Context and sensemaking
Thinking lately about how context is so intimately central to the way we understand the world around us. Seeing the same information before and after a few key pieces of context is transformative.
When I was in college, I picked up a book on existentialism that was curated and edited by a man named Walter Kaufmann. It had excerpts of writing by several existentialist writers at the time, with introductions written by Kaufmann for each of them. I immediately recognized Sartre’s name and flipped to his section, eager to see what made him so brilliant.
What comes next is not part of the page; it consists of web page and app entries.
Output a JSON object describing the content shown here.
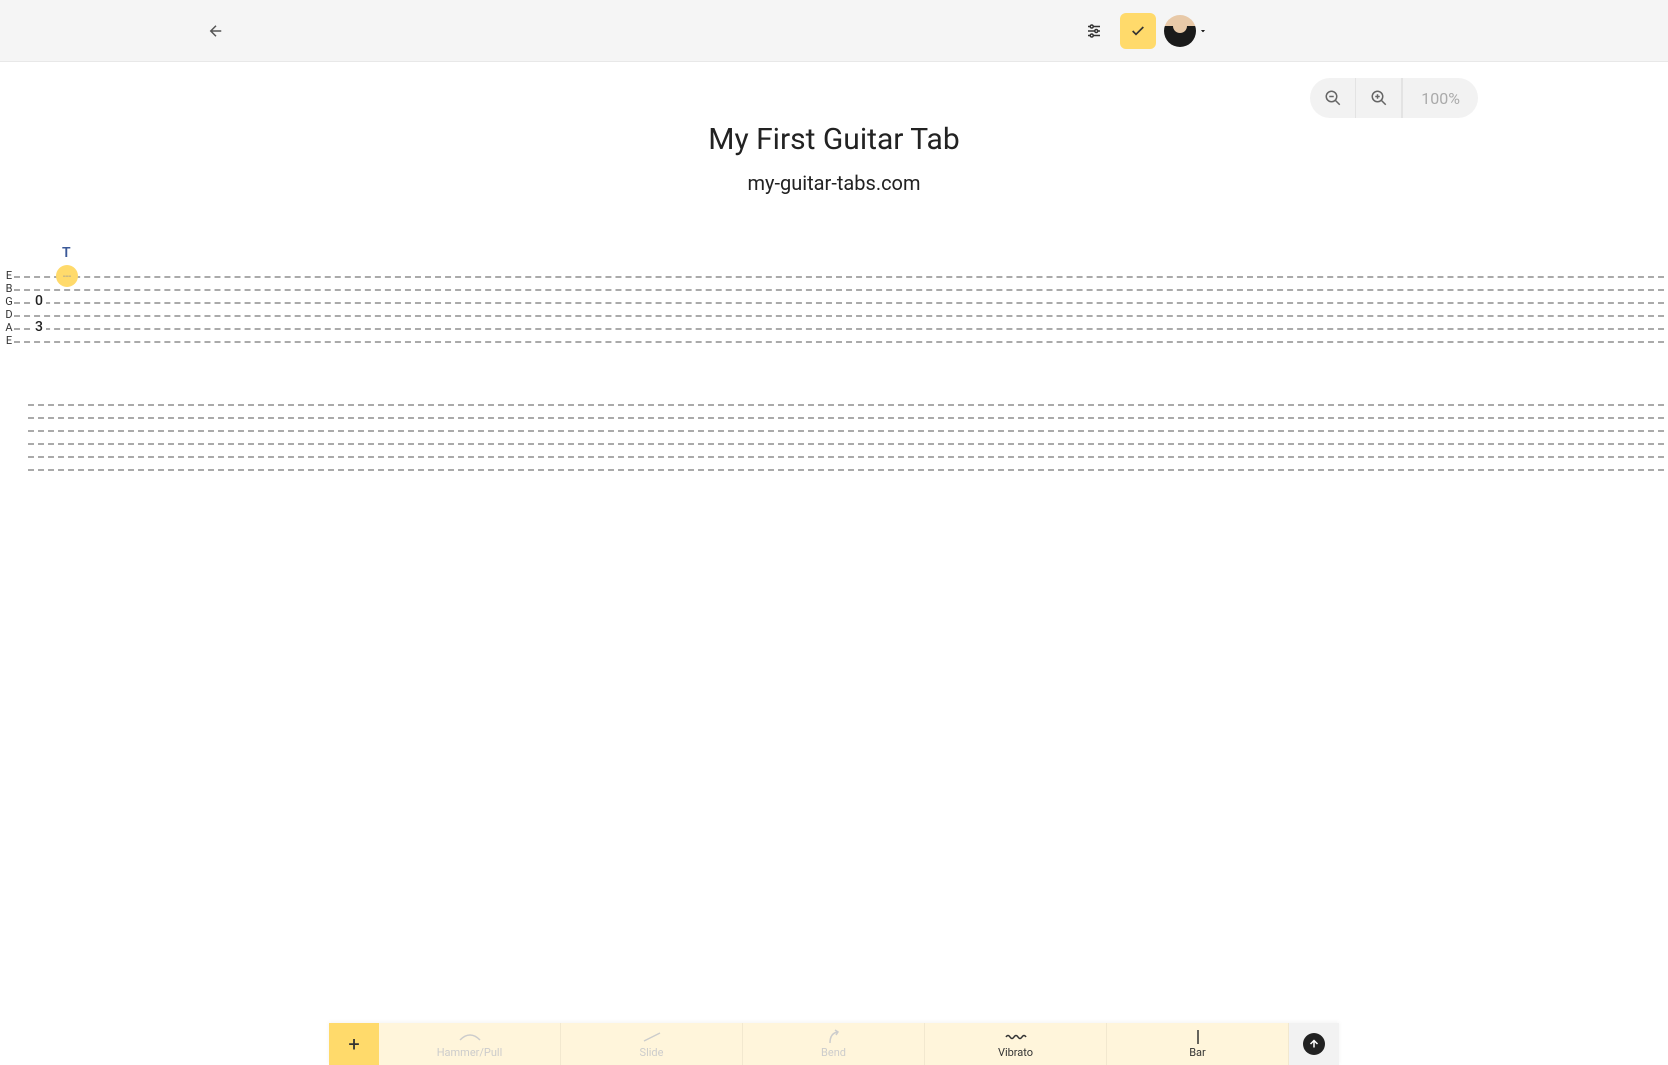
{
  "header": {
    "back_icon": "arrow-left"
  },
  "zoom": {
    "value": "100%"
  },
  "document": {
    "title": "My First Guitar Tab",
    "subtitle": "my-guitar-tabs.com",
    "tab_marker": "T"
  },
  "strings": [
    "E",
    "B",
    "G",
    "D",
    "A",
    "E"
  ],
  "tab_notes": {
    "cursor_string_index": 0,
    "cursor_display": "---",
    "notes": [
      {
        "string_index": 2,
        "position": 28,
        "fret": "0"
      },
      {
        "string_index": 4,
        "position": 28,
        "fret": "3"
      }
    ]
  },
  "toolbar": {
    "add": "+",
    "items": [
      {
        "label": "Hammer/Pull",
        "enabled": false,
        "icon": "arc"
      },
      {
        "label": "Slide",
        "enabled": false,
        "icon": "slash"
      },
      {
        "label": "Bend",
        "enabled": false,
        "icon": "curve-up"
      },
      {
        "label": "Vibrato",
        "enabled": true,
        "icon": "wave"
      },
      {
        "label": "Bar",
        "enabled": true,
        "icon": "bar"
      }
    ]
  }
}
To my disappointment, Kaufmann spoke somewhat flippantly about Sartre, saying [paraphrase1] and [paraphrase2]. I went on to read Sartre’s excerpt – The Wall – and was somewhat amused, but largely unmoved.
The original takeaway: Sartre wasn’t actually that great, and maybe I was naive for thinking he was.
Almost a decade later, I read The Existentialist Cafe by Sarah Bakewell, which followed the biographical lives of many existentialists as they moved through pre- and post-war Europe, with Sartre situated as the main character. Having had my interest re-piqued, I reached again for the book by Kaufmann.
As I read through his introduction for Sartre and Sartre’s The wall, I experienced whiplash after whiplash of new insights, caused by the new context I held after 10 years.
Context 1: I noticed this time that Kaufmann was writing in 1950. Given the biography, I realized he was actually Sartre’s contemporary.
Context 2: A quick google told me Kaufmann was a traditional philosopher, having served as a professor at Priceton for 30 years. I realized maybe Sartre’s (at the time) radical rejection of academia made Kaufmann look down on Sartre a little, hence the flippant intro.
Context 3: 10 months earlier, I had witnessed the unexpected and swift loss of my dad to cancer – an awful fate for someone who really did not want to die. The Wall is all about someone who doesn’t want to die. I realized it’s actually a really fucking scary read.
The new takeaway: Sartre actually was great, and all it took was a little bit of context.